WHAT YOU ARE ASKED TO DO: Look through the lines below and extract each one that contains "title".

SUPPLIED MATERIAL:
---------------

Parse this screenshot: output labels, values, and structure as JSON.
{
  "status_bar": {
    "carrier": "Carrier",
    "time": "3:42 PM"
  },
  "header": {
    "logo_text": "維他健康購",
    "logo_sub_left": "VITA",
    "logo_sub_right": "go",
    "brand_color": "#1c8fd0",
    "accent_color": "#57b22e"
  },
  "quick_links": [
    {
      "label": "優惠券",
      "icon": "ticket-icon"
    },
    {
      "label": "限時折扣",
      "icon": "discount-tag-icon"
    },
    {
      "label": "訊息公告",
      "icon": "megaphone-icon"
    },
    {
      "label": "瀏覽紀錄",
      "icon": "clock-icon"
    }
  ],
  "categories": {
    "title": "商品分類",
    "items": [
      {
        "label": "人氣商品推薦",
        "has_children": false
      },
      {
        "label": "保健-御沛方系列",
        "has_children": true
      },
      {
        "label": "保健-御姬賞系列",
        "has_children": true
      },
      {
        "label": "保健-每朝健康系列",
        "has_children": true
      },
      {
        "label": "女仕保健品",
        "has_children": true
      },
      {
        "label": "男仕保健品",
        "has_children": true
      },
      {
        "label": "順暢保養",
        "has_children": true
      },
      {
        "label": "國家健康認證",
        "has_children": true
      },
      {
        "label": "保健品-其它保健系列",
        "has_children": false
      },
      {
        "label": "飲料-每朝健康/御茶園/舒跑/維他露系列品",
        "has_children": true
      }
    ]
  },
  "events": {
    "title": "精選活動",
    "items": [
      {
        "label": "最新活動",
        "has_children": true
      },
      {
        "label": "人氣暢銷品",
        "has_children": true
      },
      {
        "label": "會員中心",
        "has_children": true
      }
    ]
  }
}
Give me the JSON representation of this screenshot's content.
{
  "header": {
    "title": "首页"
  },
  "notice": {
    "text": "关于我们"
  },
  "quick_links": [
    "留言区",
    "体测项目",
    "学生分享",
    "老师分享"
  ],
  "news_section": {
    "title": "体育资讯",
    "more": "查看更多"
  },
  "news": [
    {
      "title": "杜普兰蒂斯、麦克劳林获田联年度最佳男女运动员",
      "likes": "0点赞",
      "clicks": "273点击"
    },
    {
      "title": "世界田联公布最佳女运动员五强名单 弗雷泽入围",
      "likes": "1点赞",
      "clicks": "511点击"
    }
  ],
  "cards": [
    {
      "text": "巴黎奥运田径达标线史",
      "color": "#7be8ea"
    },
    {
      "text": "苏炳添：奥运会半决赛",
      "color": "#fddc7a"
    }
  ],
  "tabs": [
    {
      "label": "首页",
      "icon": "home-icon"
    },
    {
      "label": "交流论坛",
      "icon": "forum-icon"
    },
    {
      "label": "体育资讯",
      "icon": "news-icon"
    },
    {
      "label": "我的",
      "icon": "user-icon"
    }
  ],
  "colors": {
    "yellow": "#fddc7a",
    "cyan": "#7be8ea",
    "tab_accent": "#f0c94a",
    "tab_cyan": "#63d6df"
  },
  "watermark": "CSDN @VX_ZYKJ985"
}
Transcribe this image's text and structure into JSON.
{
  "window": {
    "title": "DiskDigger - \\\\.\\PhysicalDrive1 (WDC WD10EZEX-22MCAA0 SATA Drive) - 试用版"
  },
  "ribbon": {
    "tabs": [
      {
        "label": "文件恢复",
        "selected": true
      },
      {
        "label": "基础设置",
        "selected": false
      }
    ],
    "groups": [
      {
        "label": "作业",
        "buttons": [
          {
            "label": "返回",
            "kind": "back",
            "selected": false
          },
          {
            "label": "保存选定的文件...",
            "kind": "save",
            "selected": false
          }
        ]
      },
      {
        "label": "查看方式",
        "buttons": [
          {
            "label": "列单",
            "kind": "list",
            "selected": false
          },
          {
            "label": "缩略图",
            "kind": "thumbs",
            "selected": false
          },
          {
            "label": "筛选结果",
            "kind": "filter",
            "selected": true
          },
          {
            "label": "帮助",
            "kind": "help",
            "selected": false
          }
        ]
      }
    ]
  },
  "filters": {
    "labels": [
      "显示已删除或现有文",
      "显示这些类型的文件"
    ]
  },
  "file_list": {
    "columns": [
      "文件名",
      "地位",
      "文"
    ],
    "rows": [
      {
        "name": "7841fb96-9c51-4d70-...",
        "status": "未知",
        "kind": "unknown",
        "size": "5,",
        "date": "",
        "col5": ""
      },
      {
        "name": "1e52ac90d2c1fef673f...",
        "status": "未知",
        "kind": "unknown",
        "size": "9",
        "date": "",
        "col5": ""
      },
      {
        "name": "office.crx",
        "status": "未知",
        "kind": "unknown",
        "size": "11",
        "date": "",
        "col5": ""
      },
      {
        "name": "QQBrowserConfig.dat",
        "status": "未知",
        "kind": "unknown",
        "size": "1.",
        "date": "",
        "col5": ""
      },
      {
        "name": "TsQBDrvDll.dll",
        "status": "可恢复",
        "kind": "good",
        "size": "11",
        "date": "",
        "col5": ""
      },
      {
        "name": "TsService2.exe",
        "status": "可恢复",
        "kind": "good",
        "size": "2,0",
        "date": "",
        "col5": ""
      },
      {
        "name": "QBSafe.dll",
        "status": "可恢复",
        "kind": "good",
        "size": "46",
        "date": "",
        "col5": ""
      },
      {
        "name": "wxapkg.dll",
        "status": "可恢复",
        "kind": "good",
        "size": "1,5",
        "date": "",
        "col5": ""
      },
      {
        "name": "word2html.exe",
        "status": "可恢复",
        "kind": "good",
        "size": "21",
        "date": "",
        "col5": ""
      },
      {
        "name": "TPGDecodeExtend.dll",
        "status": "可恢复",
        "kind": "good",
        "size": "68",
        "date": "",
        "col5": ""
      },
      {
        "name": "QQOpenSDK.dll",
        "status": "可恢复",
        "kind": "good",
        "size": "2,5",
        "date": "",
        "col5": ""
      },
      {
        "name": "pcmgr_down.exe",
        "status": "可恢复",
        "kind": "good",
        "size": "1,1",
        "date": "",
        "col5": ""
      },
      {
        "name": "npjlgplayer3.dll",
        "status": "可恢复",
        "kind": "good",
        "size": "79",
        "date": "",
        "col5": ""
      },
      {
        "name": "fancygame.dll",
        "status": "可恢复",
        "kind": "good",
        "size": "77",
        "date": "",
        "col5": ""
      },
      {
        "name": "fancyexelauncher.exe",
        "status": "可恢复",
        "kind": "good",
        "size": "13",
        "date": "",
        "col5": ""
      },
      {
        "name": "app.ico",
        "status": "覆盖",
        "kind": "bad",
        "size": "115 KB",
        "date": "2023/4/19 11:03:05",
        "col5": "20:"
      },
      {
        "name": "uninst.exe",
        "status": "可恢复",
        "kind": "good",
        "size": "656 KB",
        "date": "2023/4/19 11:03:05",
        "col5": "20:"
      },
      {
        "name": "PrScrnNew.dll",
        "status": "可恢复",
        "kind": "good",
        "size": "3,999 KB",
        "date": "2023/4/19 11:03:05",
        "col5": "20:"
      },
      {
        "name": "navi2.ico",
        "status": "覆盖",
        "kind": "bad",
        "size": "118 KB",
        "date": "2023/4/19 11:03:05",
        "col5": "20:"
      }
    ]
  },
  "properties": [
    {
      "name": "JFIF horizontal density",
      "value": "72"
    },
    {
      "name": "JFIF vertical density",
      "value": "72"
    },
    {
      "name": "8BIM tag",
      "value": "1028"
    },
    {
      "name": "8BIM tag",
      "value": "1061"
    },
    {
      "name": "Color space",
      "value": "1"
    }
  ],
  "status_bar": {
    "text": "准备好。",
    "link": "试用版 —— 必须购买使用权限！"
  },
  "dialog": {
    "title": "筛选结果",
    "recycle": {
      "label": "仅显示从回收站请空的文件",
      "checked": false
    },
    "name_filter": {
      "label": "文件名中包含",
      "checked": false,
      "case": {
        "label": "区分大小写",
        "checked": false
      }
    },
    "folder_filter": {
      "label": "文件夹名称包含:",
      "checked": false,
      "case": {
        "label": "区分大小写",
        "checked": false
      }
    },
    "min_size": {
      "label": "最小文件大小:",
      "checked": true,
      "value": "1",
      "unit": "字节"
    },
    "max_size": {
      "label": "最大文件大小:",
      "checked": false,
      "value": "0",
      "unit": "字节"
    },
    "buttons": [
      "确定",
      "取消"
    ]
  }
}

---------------

RESULT OF THE EXERCISE:
    "title": "商品分類",
    "title": "精選活動",
    "title": "首页"
    "title": "体育资讯",
      "title": "杜普兰蒂斯、麦克劳林获田联年度最佳男女运动员",
      "title": "世界田联公布最佳女运动员五强名单 弗雷泽入围",
    "title": "DiskDigger - \\\\.\\PhysicalDrive1 (WDC WD10EZEX-22MCAA0 SATA Drive) - 试用版"
    "title": "筛选结果",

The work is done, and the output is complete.